> _Work request_:
Look for "bold" in the listing below. Gather each line that contains it.

> _Raw data_:
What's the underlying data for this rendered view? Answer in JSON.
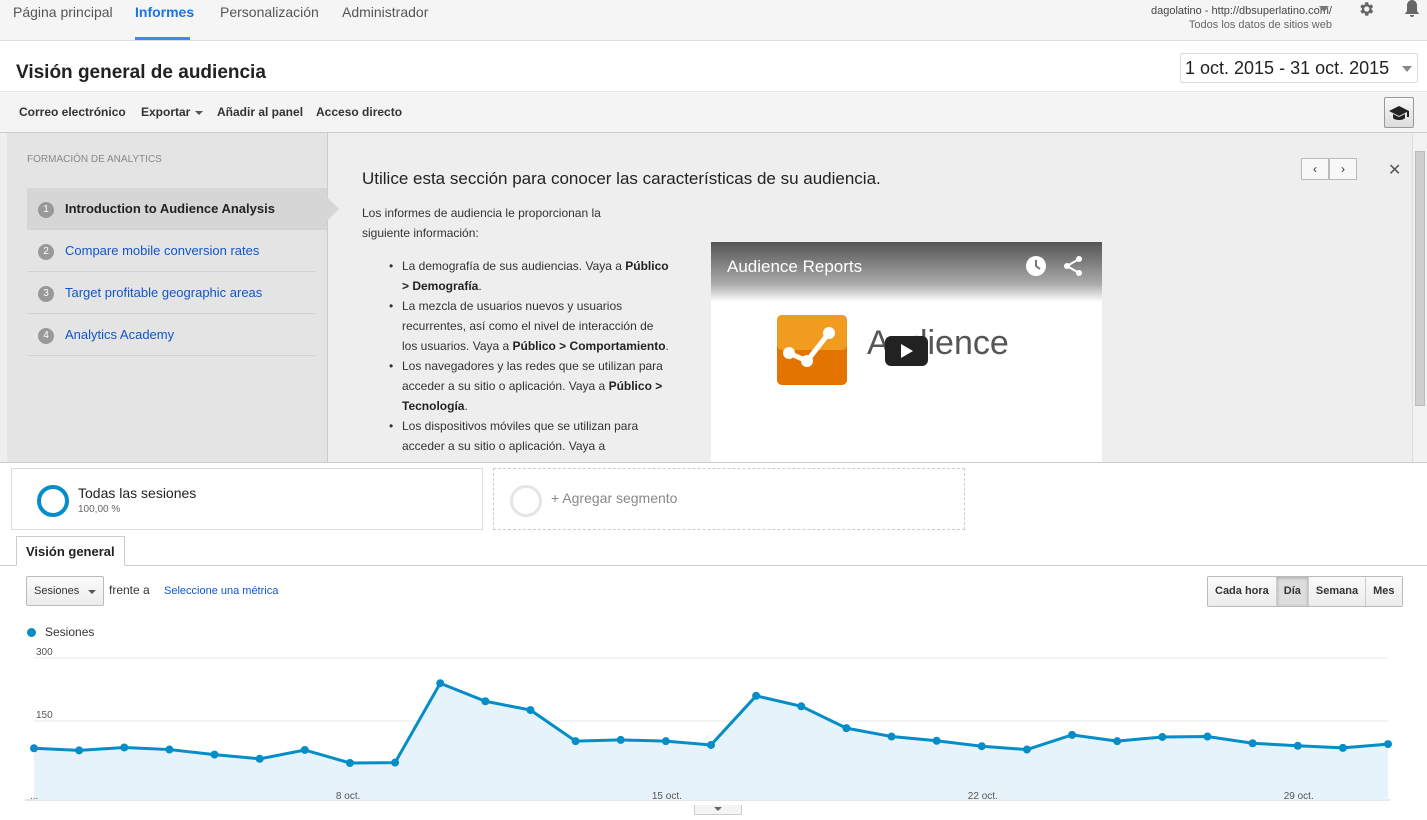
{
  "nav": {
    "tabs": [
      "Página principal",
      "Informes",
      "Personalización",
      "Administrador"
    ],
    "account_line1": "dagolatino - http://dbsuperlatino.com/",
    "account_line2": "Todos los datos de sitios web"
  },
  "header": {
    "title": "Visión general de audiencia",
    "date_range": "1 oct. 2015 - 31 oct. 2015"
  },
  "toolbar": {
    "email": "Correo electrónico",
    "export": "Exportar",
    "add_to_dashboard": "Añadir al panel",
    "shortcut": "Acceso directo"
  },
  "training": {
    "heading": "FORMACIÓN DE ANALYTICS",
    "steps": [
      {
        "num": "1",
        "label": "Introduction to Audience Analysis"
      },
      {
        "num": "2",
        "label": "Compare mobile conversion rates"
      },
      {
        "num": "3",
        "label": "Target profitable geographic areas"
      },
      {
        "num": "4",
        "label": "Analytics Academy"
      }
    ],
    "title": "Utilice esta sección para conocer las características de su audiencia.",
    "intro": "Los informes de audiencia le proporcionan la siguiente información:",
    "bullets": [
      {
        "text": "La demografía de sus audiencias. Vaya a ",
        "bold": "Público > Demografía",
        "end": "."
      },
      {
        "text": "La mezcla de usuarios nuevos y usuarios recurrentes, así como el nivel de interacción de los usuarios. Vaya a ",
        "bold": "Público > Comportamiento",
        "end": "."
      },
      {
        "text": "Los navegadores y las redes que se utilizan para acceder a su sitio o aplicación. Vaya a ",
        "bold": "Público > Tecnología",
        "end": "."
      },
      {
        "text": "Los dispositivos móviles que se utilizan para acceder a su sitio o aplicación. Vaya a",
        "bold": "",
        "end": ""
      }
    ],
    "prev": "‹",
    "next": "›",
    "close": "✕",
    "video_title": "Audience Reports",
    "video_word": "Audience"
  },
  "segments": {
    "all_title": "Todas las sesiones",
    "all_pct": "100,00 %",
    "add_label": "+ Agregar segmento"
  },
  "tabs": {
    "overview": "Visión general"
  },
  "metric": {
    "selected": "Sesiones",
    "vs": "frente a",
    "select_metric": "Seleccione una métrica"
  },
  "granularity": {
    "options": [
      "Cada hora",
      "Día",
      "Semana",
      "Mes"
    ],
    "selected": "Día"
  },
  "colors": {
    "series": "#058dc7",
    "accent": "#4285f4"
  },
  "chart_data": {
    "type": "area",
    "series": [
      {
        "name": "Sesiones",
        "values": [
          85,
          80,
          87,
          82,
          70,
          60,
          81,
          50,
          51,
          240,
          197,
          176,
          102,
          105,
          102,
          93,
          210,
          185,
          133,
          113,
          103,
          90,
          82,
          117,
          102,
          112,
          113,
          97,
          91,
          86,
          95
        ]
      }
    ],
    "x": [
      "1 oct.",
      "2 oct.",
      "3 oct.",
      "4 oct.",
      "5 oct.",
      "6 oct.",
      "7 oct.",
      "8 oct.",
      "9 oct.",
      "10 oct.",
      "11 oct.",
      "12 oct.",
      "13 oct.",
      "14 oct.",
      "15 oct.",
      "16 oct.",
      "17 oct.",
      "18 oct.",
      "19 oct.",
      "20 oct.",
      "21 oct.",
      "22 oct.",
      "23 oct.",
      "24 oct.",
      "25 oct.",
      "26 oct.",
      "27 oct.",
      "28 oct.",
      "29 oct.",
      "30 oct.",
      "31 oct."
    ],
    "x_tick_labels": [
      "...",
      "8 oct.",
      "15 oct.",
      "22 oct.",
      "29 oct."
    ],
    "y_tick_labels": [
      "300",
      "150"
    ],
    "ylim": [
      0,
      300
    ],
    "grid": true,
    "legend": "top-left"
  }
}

> _Result_:
        "bold": "Público > Demografía",
        "bold": "Público > Comportamiento",
        "bold": "Público > Tecnología",
        "bold": "",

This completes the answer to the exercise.